> [Exercise instructions]
The data should be printed in full, character for character.

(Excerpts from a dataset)

Segment Open

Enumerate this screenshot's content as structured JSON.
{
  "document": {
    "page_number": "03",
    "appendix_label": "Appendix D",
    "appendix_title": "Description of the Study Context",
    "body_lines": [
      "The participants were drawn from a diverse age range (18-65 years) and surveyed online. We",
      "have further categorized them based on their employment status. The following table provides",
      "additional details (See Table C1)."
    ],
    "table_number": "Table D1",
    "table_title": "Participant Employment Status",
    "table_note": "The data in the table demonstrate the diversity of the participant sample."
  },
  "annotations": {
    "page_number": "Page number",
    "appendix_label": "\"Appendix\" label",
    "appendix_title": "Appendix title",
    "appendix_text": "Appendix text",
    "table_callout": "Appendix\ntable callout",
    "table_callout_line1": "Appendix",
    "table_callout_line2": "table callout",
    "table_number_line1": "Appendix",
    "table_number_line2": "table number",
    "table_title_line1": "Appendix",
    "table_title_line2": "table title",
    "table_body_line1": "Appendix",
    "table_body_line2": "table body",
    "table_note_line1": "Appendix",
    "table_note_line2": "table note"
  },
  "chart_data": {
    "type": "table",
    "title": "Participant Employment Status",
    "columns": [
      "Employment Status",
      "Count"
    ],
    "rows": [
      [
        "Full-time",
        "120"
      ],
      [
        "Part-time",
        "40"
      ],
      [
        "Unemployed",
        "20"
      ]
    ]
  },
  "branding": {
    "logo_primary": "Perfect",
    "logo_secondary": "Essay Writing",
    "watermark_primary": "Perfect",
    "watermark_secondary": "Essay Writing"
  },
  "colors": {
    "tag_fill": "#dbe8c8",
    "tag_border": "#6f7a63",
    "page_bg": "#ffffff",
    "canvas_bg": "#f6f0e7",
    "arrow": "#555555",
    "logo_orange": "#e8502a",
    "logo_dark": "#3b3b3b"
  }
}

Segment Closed

> [Solution below]
Enumerate this screenshot's content as structured JSON.
{
  "document": {
    "page_number": "03",
    "appendix_label": "Appendix D",
    "appendix_title": "Description of the Study Context",
    "body_lines": [
      "The participants were drawn from a diverse age range (18-65 years) and surveyed online. We",
      "have further categorized them based on their employment status. The following table provides",
      "additional details (See Table C1)."
    ],
    "table_number": "Table D1",
    "table_title": "Participant Employment Status",
    "table_note": "The data in the table demonstrate the diversity of the participant sample."
  },
  "annotations": {
    "page_number": "Page number",
    "appendix_label": "\"Appendix\" label",
    "appendix_title": "Appendix title",
    "appendix_text": "Appendix text",
    "table_callout": "Appendix\ntable callout",
    "table_callout_line1": "Appendix",
    "table_callout_line2": "table callout",
    "table_number_line1": "Appendix",
    "table_number_line2": "table number",
    "table_title_line1": "Appendix",
    "table_title_line2": "table title",
    "table_body_line1": "Appendix",
    "table_body_line2": "table body",
    "table_note_line1": "Appendix",
    "table_note_line2": "table note"
  },
  "chart_data": {
    "type": "table",
    "title": "Participant Employment Status",
    "columns": [
      "Employment Status",
      "Count"
    ],
    "rows": [
      [
        "Full-time",
        "120"
      ],
      [
        "Part-time",
        "40"
      ],
      [
        "Unemployed",
        "20"
      ]
    ]
  },
  "branding": {
    "logo_primary": "Perfect",
    "logo_secondary": "Essay Writing",
    "watermark_primary": "Perfect",
    "watermark_secondary": "Essay Writing"
  },
  "colors": {
    "tag_fill": "#dbe8c8",
    "tag_border": "#6f7a63",
    "page_bg": "#ffffff",
    "canvas_bg": "#f6f0e7",
    "arrow": "#555555",
    "logo_orange": "#e8502a",
    "logo_dark": "#3b3b3b"
  }
}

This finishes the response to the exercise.